* **TO DO**: Make an exact copy of all the entries, but do not reproduce the pictures.
*** DATA TO PROCESS
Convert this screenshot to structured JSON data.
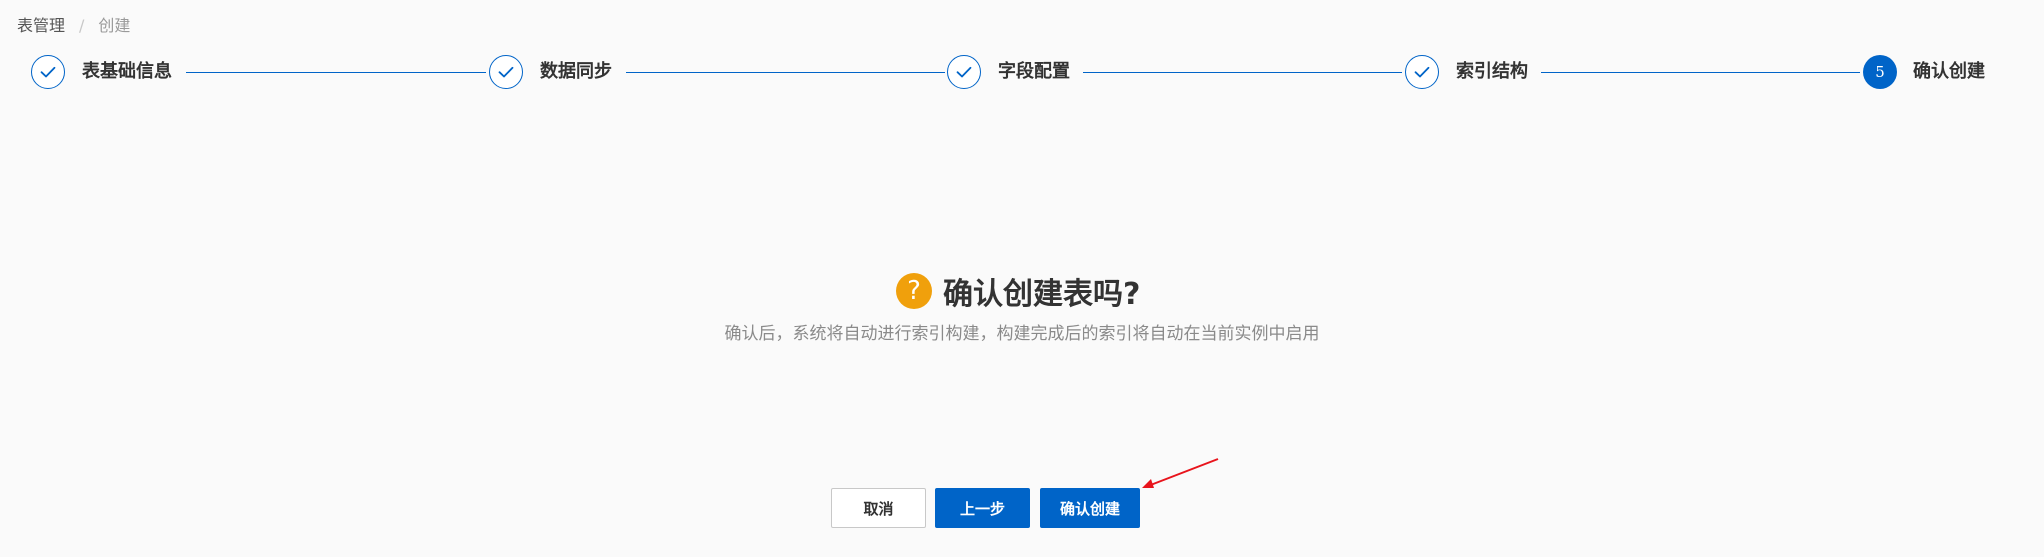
{
  "breadcrumb": {
    "items": [
      "表管理",
      "创建"
    ],
    "separator": "/"
  },
  "steps": [
    {
      "label": "表基础信息",
      "status": "done"
    },
    {
      "label": "数据同步",
      "status": "done"
    },
    {
      "label": "字段配置",
      "status": "done"
    },
    {
      "label": "索引结构",
      "status": "done"
    },
    {
      "label": "确认创建",
      "status": "active",
      "number": "5"
    }
  ],
  "confirm": {
    "icon": "question-icon",
    "icon_glyph": "?",
    "title": "确认创建表吗?",
    "description": "确认后，系统将自动进行索引构建，构建完成后的索引将自动在当前实例中启用"
  },
  "buttons": {
    "cancel": "取消",
    "prev": "上一步",
    "confirm": "确认创建"
  },
  "colors": {
    "primary": "#0064c8",
    "warning": "#f0a00c",
    "annotation": "#e8141c"
  }
}
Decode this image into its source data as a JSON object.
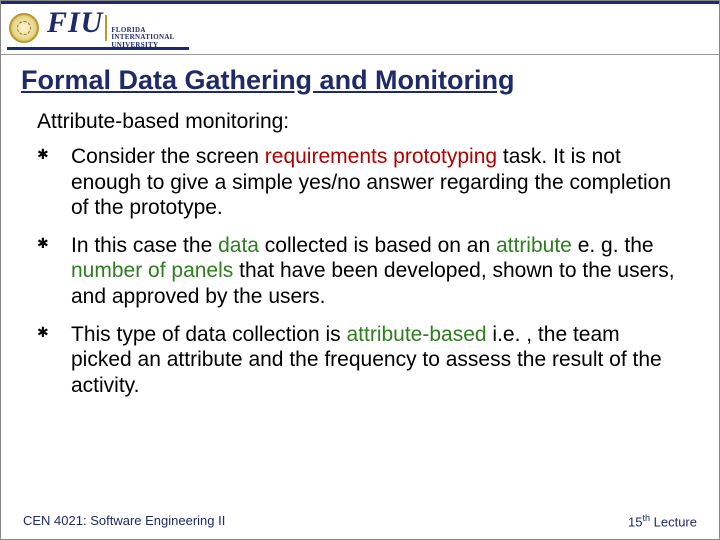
{
  "header": {
    "logo_main": "FIU",
    "logo_sub1": "FLORIDA",
    "logo_sub2": "INTERNATIONAL",
    "logo_sub3": "UNIVERSITY"
  },
  "title": "Formal Data Gathering and Monitoring",
  "lead": "Attribute-based monitoring:",
  "bullets": [
    {
      "segments": [
        {
          "t": "Consider the screen ",
          "c": ""
        },
        {
          "t": "requirements prototyping",
          "c": "hl-red"
        },
        {
          "t": " task. It is not enough to give a simple yes/no answer regarding the completion of the prototype.",
          "c": ""
        }
      ]
    },
    {
      "segments": [
        {
          "t": "In this case the ",
          "c": ""
        },
        {
          "t": "data",
          "c": "hl-green"
        },
        {
          "t": " collected is based on an ",
          "c": ""
        },
        {
          "t": "attribute",
          "c": "hl-green"
        },
        {
          "t": " e. g. the ",
          "c": ""
        },
        {
          "t": "number of panels",
          "c": "hl-green"
        },
        {
          "t": " that have been developed, shown to the users, and approved by the users.",
          "c": ""
        }
      ]
    },
    {
      "segments": [
        {
          "t": "This type of data collection is ",
          "c": ""
        },
        {
          "t": "attribute-based",
          "c": "hl-green"
        },
        {
          "t": " i.e. , the team picked an attribute and the frequency to assess the result of the activity.",
          "c": ""
        }
      ]
    }
  ],
  "footer": {
    "left": "CEN 4021: Software Engineering II",
    "right_num": "15",
    "right_ord": "th",
    "right_word": " Lecture"
  }
}
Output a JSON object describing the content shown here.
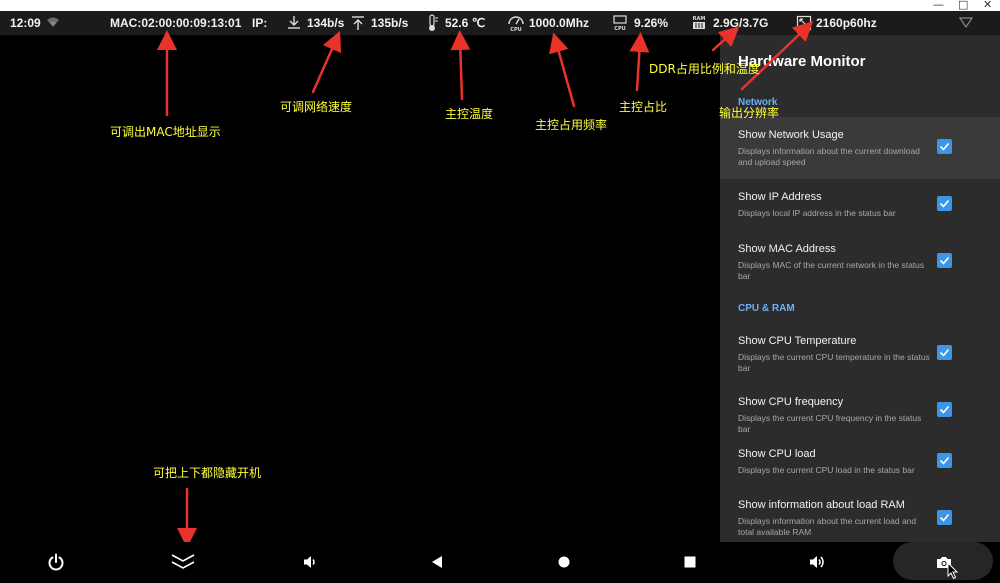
{
  "window": {
    "controls": {
      "minimize": "—",
      "maximize": "□",
      "close": "✕"
    }
  },
  "statusbar": {
    "time": "12:09",
    "mac": "MAC:02:00:00:09:13:01",
    "ip_label": "IP:",
    "download": "134b/s",
    "upload": "135b/s",
    "temperature": "52.6 ℃",
    "cpu_freq": "1000.0Mhz",
    "cpu_icon_label": "CPU",
    "cpu_load": "9.26%",
    "ram_icon_label": "RAM",
    "ram": "2.9G/3.7G",
    "resolution": "2160p60hz"
  },
  "annotations": {
    "mac": "可调出MAC地址显示",
    "network": "可调网络速度",
    "temperature": "主控温度",
    "frequency": "主控占用频率",
    "load": "主控占比",
    "ddr": "DDR占用比例和温度",
    "resolution": "输出分辨率",
    "hide": "可把上下都隐藏开机"
  },
  "panel": {
    "title": "Hardware Monitor",
    "sections": {
      "network": "Network",
      "cpu_ram": "CPU & RAM"
    },
    "items": [
      {
        "title": "Show Network Usage",
        "desc": "Displays information about the current download and upload speed",
        "checked": true
      },
      {
        "title": "Show IP Address",
        "desc": "Displays local IP address in the status bar",
        "checked": true
      },
      {
        "title": "Show MAC Address",
        "desc": "Displays MAC of the current network in the status bar",
        "checked": true
      },
      {
        "title": "Show CPU Temperature",
        "desc": "Displays the current CPU temperature in the status bar",
        "checked": true
      },
      {
        "title": "Show CPU frequency",
        "desc": "Displays the current CPU frequency in the status bar",
        "checked": true
      },
      {
        "title": "Show CPU load",
        "desc": "Displays the current CPU load in the status bar",
        "checked": true
      },
      {
        "title": "Show information about load RAM",
        "desc": "Displays information about the current load and total available RAM",
        "checked": true
      }
    ]
  },
  "colors": {
    "accent": "#3b96e8",
    "section": "#6ab0f7",
    "annotation": "#ffff3a",
    "arrow": "#e8322a"
  },
  "icons": {
    "wifi": "wifi-icon",
    "download": "download-arrow-icon",
    "upload": "upload-arrow-icon",
    "thermometer": "thermometer-icon",
    "cpu": "cpu-icon",
    "ram": "ram-icon",
    "resolution": "resolution-icon",
    "dropdown": "triangle-down-icon",
    "power": "power-icon",
    "hide": "double-chevron-down-icon",
    "vol_down": "volume-down-icon",
    "back": "back-icon",
    "home": "home-icon",
    "recents": "recents-icon",
    "vol_up": "volume-up-icon",
    "screenshot": "camera-icon"
  }
}
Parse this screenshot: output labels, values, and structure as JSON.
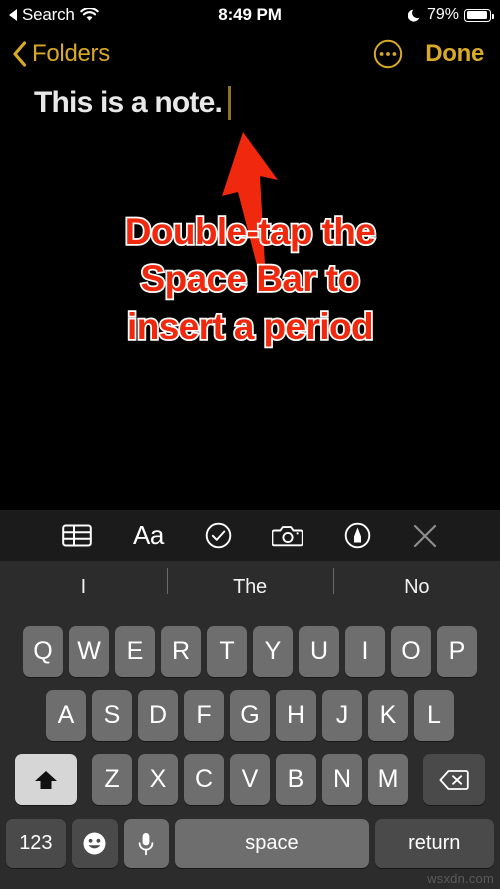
{
  "status_bar": {
    "back_label": "Search",
    "back_icon": "back-triangle-icon",
    "wifi_icon": "wifi-icon",
    "time": "8:49 PM",
    "dnd_icon": "moon-icon",
    "battery_percent": "79%",
    "battery_icon": "battery-icon"
  },
  "nav_bar": {
    "back_label": "Folders",
    "back_icon": "chevron-left-icon",
    "more_icon": "more-circle-icon",
    "done_label": "Done",
    "accent_color": "#D8A827"
  },
  "note": {
    "text": "This is a note.",
    "cursor_visible": true,
    "text_color": "#E8E8E8"
  },
  "annotation": {
    "arrow_icon": "up-arrow-annotation",
    "arrow_color": "#F0280D",
    "text_color": "#F0280D",
    "outline_color": "#FFFFFF",
    "lines": [
      "Double-tap the",
      "Space Bar to",
      "insert a period"
    ]
  },
  "keyboard_toolbar": {
    "items": [
      {
        "name": "table-icon",
        "label": ""
      },
      {
        "name": "text-format-icon",
        "label": "Aa"
      },
      {
        "name": "checklist-icon",
        "label": ""
      },
      {
        "name": "camera-icon",
        "label": ""
      },
      {
        "name": "markup-pen-icon",
        "label": ""
      },
      {
        "name": "close-icon",
        "label": ""
      }
    ]
  },
  "predictive": {
    "suggestions": [
      "I",
      "The",
      "No"
    ]
  },
  "keyboard": {
    "row1": [
      "Q",
      "W",
      "E",
      "R",
      "T",
      "Y",
      "U",
      "I",
      "O",
      "P"
    ],
    "row2": [
      "A",
      "S",
      "D",
      "F",
      "G",
      "H",
      "J",
      "K",
      "L"
    ],
    "row3_letters": [
      "Z",
      "X",
      "C",
      "V",
      "B",
      "N",
      "M"
    ],
    "shift_label": "",
    "shift_icon": "shift-up-arrow-icon",
    "shift_active": true,
    "delete_icon": "delete-backspace-icon",
    "numbers_label": "123",
    "emoji_icon": "emoji-smiley-icon",
    "dictation_icon": "microphone-icon",
    "space_label": "space",
    "return_label": "return",
    "key_color": "#6E6E6E",
    "modifier_color": "#4A4A4A",
    "background": "#2C2C2C"
  },
  "watermark": {
    "text": "wsxdn.com"
  }
}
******
* **TASK SOLUTION**:
Convert this screenshot to structured JSON data.
{
  "breadcrumb": {
    "items": [
      "表管理",
      "创建"
    ],
    "separator": "/"
  },
  "steps": [
    {
      "label": "表基础信息",
      "status": "done"
    },
    {
      "label": "数据同步",
      "status": "done"
    },
    {
      "label": "字段配置",
      "status": "done"
    },
    {
      "label": "索引结构",
      "status": "done"
    },
    {
      "label": "确认创建",
      "status": "active",
      "number": "5"
    }
  ],
  "confirm": {
    "icon": "question-icon",
    "icon_glyph": "?",
    "title": "确认创建表吗?",
    "description": "确认后，系统将自动进行索引构建，构建完成后的索引将自动在当前实例中启用"
  },
  "buttons": {
    "cancel": "取消",
    "prev": "上一步",
    "confirm": "确认创建"
  },
  "colors": {
    "primary": "#0064c8",
    "warning": "#f0a00c",
    "annotation": "#e8141c"
  }
}
Decode this image into its source data as a JSON object.
{
  "header": {
    "logo_main": "FIU",
    "logo_sub1": "FLORIDA",
    "logo_sub2": "INTERNATIONAL",
    "logo_sub3": "UNIVERSITY"
  },
  "title": "Formal Data Gathering and Monitoring",
  "lead": "Attribute-based monitoring:",
  "bullets": [
    {
      "segments": [
        {
          "t": "Consider the screen ",
          "c": ""
        },
        {
          "t": "requirements prototyping",
          "c": "hl-red"
        },
        {
          "t": " task. It is not enough to give a simple yes/no answer regarding the completion of the prototype.",
          "c": ""
        }
      ]
    },
    {
      "segments": [
        {
          "t": "In this case the ",
          "c": ""
        },
        {
          "t": "data",
          "c": "hl-green"
        },
        {
          "t": " collected is based on an ",
          "c": ""
        },
        {
          "t": "attribute",
          "c": "hl-green"
        },
        {
          "t": " e. g. the ",
          "c": ""
        },
        {
          "t": "number of panels",
          "c": "hl-green"
        },
        {
          "t": " that have been developed, shown to the users, and approved by the users.",
          "c": ""
        }
      ]
    },
    {
      "segments": [
        {
          "t": "This type of data collection is ",
          "c": ""
        },
        {
          "t": "attribute-based",
          "c": "hl-green"
        },
        {
          "t": " i.e. , the team picked an attribute and the frequency to assess the result of the activity.",
          "c": ""
        }
      ]
    }
  ],
  "footer": {
    "left": "CEN 4021: Software Engineering II",
    "right_num": "15",
    "right_ord": "th",
    "right_word": " Lecture"
  }
}
Output a JSON object describing the content shown here.
{
  "window": {
    "controls": {
      "minimize": "—",
      "maximize": "□",
      "close": "✕"
    }
  },
  "statusbar": {
    "time": "12:09",
    "mac": "MAC:02:00:00:09:13:01",
    "ip_label": "IP:",
    "download": "134b/s",
    "upload": "135b/s",
    "temperature": "52.6 ℃",
    "cpu_freq": "1000.0Mhz",
    "cpu_icon_label": "CPU",
    "cpu_load": "9.26%",
    "ram_icon_label": "RAM",
    "ram": "2.9G/3.7G",
    "resolution": "2160p60hz"
  },
  "annotations": {
    "mac": "可调出MAC地址显示",
    "network": "可调网络速度",
    "temperature": "主控温度",
    "frequency": "主控占用频率",
    "load": "主控占比",
    "ddr": "DDR占用比例和温度",
    "resolution": "输出分辨率",
    "hide": "可把上下都隐藏开机"
  },
  "panel": {
    "title": "Hardware Monitor",
    "sections": {
      "network": "Network",
      "cpu_ram": "CPU & RAM"
    },
    "items": [
      {
        "title": "Show Network Usage",
        "desc": "Displays information about the current download and upload speed",
        "checked": true
      },
      {
        "title": "Show IP Address",
        "desc": "Displays local IP address in the status bar",
        "checked": true
      },
      {
        "title": "Show MAC Address",
        "desc": "Displays MAC of the current network in the status bar",
        "checked": true
      },
      {
        "title": "Show CPU Temperature",
        "desc": "Displays the current CPU temperature in the status bar",
        "checked": true
      },
      {
        "title": "Show CPU frequency",
        "desc": "Displays the current CPU frequency in the status bar",
        "checked": true
      },
      {
        "title": "Show CPU load",
        "desc": "Displays the current CPU load in the status bar",
        "checked": true
      },
      {
        "title": "Show information about load RAM",
        "desc": "Displays information about the current load and total available RAM",
        "checked": true
      }
    ]
  },
  "colors": {
    "accent": "#3b96e8",
    "section": "#6ab0f7",
    "annotation": "#ffff3a",
    "arrow": "#e8322a"
  },
  "icons": {
    "wifi": "wifi-icon",
    "download": "download-arrow-icon",
    "upload": "upload-arrow-icon",
    "thermometer": "thermometer-icon",
    "cpu": "cpu-icon",
    "ram": "ram-icon",
    "resolution": "resolution-icon",
    "dropdown": "triangle-down-icon",
    "power": "power-icon",
    "hide": "double-chevron-down-icon",
    "vol_down": "volume-down-icon",
    "back": "back-icon",
    "home": "home-icon",
    "recents": "recents-icon",
    "vol_up": "volume-up-icon",
    "screenshot": "camera-icon"
  }
}
Parse this screenshot: output labels, values, and structure as JSON.
{
  "status_bar": {
    "back_label": "Search",
    "back_icon": "back-triangle-icon",
    "wifi_icon": "wifi-icon",
    "time": "8:49 PM",
    "dnd_icon": "moon-icon",
    "battery_percent": "79%",
    "battery_icon": "battery-icon"
  },
  "nav_bar": {
    "back_label": "Folders",
    "back_icon": "chevron-left-icon",
    "more_icon": "more-circle-icon",
    "done_label": "Done",
    "accent_color": "#D8A827"
  },
  "note": {
    "text": "This is a note.",
    "cursor_visible": true,
    "text_color": "#E8E8E8"
  },
  "annotation": {
    "arrow_icon": "up-arrow-annotation",
    "arrow_color": "#F0280D",
    "text_color": "#F0280D",
    "outline_color": "#FFFFFF",
    "lines": [
      "Double-tap the",
      "Space Bar to",
      "insert a period"
    ]
  },
  "keyboard_toolbar": {
    "items": [
      {
        "name": "table-icon",
        "label": ""
      },
      {
        "name": "text-format-icon",
        "label": "Aa"
      },
      {
        "name": "checklist-icon",
        "label": ""
      },
      {
        "name": "camera-icon",
        "label": ""
      },
      {
        "name": "markup-pen-icon",
        "label": ""
      },
      {
        "name": "close-icon",
        "label": ""
      }
    ]
  },
  "predictive": {
    "suggestions": [
      "I",
      "The",
      "No"
    ]
  },
  "keyboard": {
    "row1": [
      "Q",
      "W",
      "E",
      "R",
      "T",
      "Y",
      "U",
      "I",
      "O",
      "P"
    ],
    "row2": [
      "A",
      "S",
      "D",
      "F",
      "G",
      "H",
      "J",
      "K",
      "L"
    ],
    "row3_letters": [
      "Z",
      "X",
      "C",
      "V",
      "B",
      "N",
      "M"
    ],
    "shift_label": "",
    "shift_icon": "shift-up-arrow-icon",
    "shift_active": true,
    "delete_icon": "delete-backspace-icon",
    "numbers_label": "123",
    "emoji_icon": "emoji-smiley-icon",
    "dictation_icon": "microphone-icon",
    "space_label": "space",
    "return_label": "return",
    "key_color": "#6E6E6E",
    "modifier_color": "#4A4A4A",
    "background": "#2C2C2C"
  },
  "watermark": {
    "text": "wsxdn.com"
  }
}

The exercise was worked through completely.